Immanuel Kant
Monday, May 10, 2010

Kant-The First Critique

Back in the dim dark days of the early 1960s, when I was a student in a Catholic high school, I got the idea that I was interested in a set of The Great Books of the Western World. So I sent in a card that I’d found in some magazine. I think I expected a brochure or a catalog or something, and that I would eventually throw the material away. Well, this was the 1960s and the door to door salesman was still around. So one came to the house, and talked to my parents and me. He said there was a reading plan for the set, and that after 15 minutes a day for 10 years you would be ready to read the most difficult book in the world: The Critique of Pure Reason.

My parents didn’t get the set. I had to wait for almost 30 years, until 1988. I was getting ready to go to CU and Pile Higher and Deeper, and I saw a set at a used book shop for $300. So I got the set as a father’s day present.

There used to be a Hart publishing company. They did educational books, and they published A. S. Neill, the founder of Summerhill. They did a series of Funbooks. There was one for science, one for chemistry, and one for history. They had stories, games, puzzles, and jokes in them. One of them went like this:

All of this is by way of introducing Kant and the first of his three critiques.

Kant, along with Hegel, has a reputation for obscurity. Indeed, it is generally said that Schopenhauer and Nietzsche are the German philosophers that one reads for pleasure. I haven’t read enough Schopenhauer to say much about him, but Nietzsche is eminently readable and enjoyable even if you don’t agree with him. Kant’s reputation for obscurity is well deserved, and you may wish to search for introductory texts before tackling the Critique.
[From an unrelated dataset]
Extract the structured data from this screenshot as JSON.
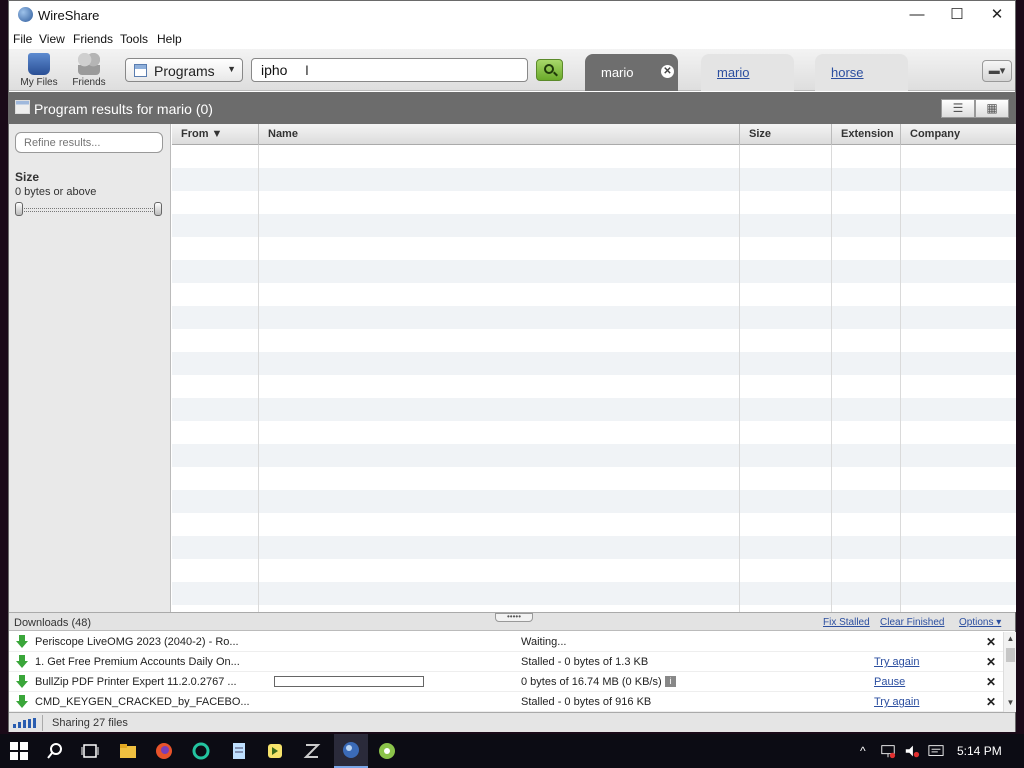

At this point, almost three weeks into a very slow reading of the Critique, I have to admit that for the most part I find it utterly incomprehensible.
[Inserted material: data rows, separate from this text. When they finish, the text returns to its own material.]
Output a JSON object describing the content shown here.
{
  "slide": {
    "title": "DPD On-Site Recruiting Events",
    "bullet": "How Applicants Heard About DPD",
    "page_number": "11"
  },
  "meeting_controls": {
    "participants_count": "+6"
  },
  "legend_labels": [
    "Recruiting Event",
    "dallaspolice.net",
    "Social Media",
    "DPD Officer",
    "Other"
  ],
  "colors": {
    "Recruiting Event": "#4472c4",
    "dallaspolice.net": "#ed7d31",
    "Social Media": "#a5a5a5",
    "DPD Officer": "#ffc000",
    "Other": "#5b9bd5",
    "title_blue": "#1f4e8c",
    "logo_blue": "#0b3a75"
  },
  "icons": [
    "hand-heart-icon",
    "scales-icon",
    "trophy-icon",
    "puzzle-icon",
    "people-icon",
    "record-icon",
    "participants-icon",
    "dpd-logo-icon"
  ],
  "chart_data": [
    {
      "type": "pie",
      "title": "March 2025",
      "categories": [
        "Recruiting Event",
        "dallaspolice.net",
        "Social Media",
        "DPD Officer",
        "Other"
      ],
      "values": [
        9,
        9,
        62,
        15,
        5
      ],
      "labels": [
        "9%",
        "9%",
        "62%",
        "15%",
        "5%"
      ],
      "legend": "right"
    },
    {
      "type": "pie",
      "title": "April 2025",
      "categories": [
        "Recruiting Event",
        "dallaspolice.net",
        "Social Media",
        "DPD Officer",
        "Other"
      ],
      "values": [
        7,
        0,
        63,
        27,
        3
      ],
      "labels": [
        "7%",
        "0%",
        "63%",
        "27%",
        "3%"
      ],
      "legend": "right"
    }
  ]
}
In speaking of the transcendental aesthetic Kant refers not to a theory of beauty but to our sense of time and space. As near as I can determine this means that we know space through intuitive experience. Try to picture space. Close your eyes and imagine what pure space, unadorned with stars, looks like. That image, if you saw any, is how we know space. Space is all-pervasive, in that sense it is absolute. The notion of the Big Bang is alien to the Kantian concept of space. Try to picture the Big Bang. You’ll most likely imagine a field with a point that grows, and explodes violently. That image is wrong though. There is no field in which the point exists, the point is everything, and all of space and time exists within that point.

Kant, in discussing the antinomy of pure reason refers to these cosmological questions in the box below. Kant is notorious for his attacks on the proofs of the existence of God. These aren’t part of the assigned reading, but for what it’s worth Kant seems to be aiming at showing that God cannot be proved by pure reason alone. Each proof basically assumes the truth of the previous proof, but Kant is at pains to show that the first proof, the ontological proof, is in error, therefore the cosmological proof and the physico-theological proof are in error.

I still have some more to go in my reading of Kant, but I doubt if I’ll blog about it. Next up will be the John Locke who inspired the character on Lost. I’ll be doing one of his treatises on government.